▸ STUDY MATERIAL:
*****

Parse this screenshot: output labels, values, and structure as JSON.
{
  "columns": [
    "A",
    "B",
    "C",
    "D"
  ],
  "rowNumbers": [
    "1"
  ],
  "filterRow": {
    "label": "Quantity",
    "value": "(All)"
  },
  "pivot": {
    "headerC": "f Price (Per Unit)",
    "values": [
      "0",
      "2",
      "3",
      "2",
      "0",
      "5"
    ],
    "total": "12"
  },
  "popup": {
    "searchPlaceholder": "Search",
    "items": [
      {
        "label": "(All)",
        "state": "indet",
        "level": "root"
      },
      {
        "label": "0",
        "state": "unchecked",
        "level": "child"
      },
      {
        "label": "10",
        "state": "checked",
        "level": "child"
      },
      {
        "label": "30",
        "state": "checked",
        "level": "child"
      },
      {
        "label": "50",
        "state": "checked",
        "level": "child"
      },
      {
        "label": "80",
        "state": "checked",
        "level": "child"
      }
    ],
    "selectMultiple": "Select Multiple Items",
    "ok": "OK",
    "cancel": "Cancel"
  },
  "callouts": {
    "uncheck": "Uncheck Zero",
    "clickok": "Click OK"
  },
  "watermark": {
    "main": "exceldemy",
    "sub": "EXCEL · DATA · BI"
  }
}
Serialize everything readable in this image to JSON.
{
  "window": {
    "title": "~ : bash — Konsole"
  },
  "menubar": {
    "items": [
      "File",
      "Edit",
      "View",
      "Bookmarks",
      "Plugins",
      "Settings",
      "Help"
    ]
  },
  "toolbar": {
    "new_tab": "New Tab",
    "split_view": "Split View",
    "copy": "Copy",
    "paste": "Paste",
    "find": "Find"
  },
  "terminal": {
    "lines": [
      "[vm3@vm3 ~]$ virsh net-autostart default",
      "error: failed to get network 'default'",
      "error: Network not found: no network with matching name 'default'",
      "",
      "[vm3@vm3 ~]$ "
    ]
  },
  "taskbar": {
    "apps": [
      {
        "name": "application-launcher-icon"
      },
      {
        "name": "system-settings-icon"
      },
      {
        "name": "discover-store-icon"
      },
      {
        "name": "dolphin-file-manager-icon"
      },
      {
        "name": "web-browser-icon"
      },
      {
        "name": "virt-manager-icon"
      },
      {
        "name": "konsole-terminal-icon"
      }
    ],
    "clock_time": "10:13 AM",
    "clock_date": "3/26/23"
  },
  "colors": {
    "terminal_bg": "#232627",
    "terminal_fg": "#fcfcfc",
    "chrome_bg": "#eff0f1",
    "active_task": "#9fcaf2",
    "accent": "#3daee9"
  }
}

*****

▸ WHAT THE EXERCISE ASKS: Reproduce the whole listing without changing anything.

▸ RESULT OF THE TASK:
Parse this screenshot: output labels, values, and structure as JSON.
{
  "columns": [
    "A",
    "B",
    "C",
    "D"
  ],
  "rowNumbers": [
    "1"
  ],
  "filterRow": {
    "label": "Quantity",
    "value": "(All)"
  },
  "pivot": {
    "headerC": "f Price (Per Unit)",
    "values": [
      "0",
      "2",
      "3",
      "2",
      "0",
      "5"
    ],
    "total": "12"
  },
  "popup": {
    "searchPlaceholder": "Search",
    "items": [
      {
        "label": "(All)",
        "state": "indet",
        "level": "root"
      },
      {
        "label": "0",
        "state": "unchecked",
        "level": "child"
      },
      {
        "label": "10",
        "state": "checked",
        "level": "child"
      },
      {
        "label": "30",
        "state": "checked",
        "level": "child"
      },
      {
        "label": "50",
        "state": "checked",
        "level": "child"
      },
      {
        "label": "80",
        "state": "checked",
        "level": "child"
      }
    ],
    "selectMultiple": "Select Multiple Items",
    "ok": "OK",
    "cancel": "Cancel"
  },
  "callouts": {
    "uncheck": "Uncheck Zero",
    "clickok": "Click OK"
  },
  "watermark": {
    "main": "exceldemy",
    "sub": "EXCEL · DATA · BI"
  }
}
Serialize everything readable in this image to JSON.
{
  "window": {
    "title": "~ : bash — Konsole"
  },
  "menubar": {
    "items": [
      "File",
      "Edit",
      "View",
      "Bookmarks",
      "Plugins",
      "Settings",
      "Help"
    ]
  },
  "toolbar": {
    "new_tab": "New Tab",
    "split_view": "Split View",
    "copy": "Copy",
    "paste": "Paste",
    "find": "Find"
  },
  "terminal": {
    "lines": [
      "[vm3@vm3 ~]$ virsh net-autostart default",
      "error: failed to get network 'default'",
      "error: Network not found: no network with matching name 'default'",
      "",
      "[vm3@vm3 ~]$ "
    ]
  },
  "taskbar": {
    "apps": [
      {
        "name": "application-launcher-icon"
      },
      {
        "name": "system-settings-icon"
      },
      {
        "name": "discover-store-icon"
      },
      {
        "name": "dolphin-file-manager-icon"
      },
      {
        "name": "web-browser-icon"
      },
      {
        "name": "virt-manager-icon"
      },
      {
        "name": "konsole-terminal-icon"
      }
    ],
    "clock_time": "10:13 AM",
    "clock_date": "3/26/23"
  },
  "colors": {
    "terminal_bg": "#232627",
    "terminal_fg": "#fcfcfc",
    "chrome_bg": "#eff0f1",
    "active_task": "#9fcaf2",
    "accent": "#3daee9"
  }
}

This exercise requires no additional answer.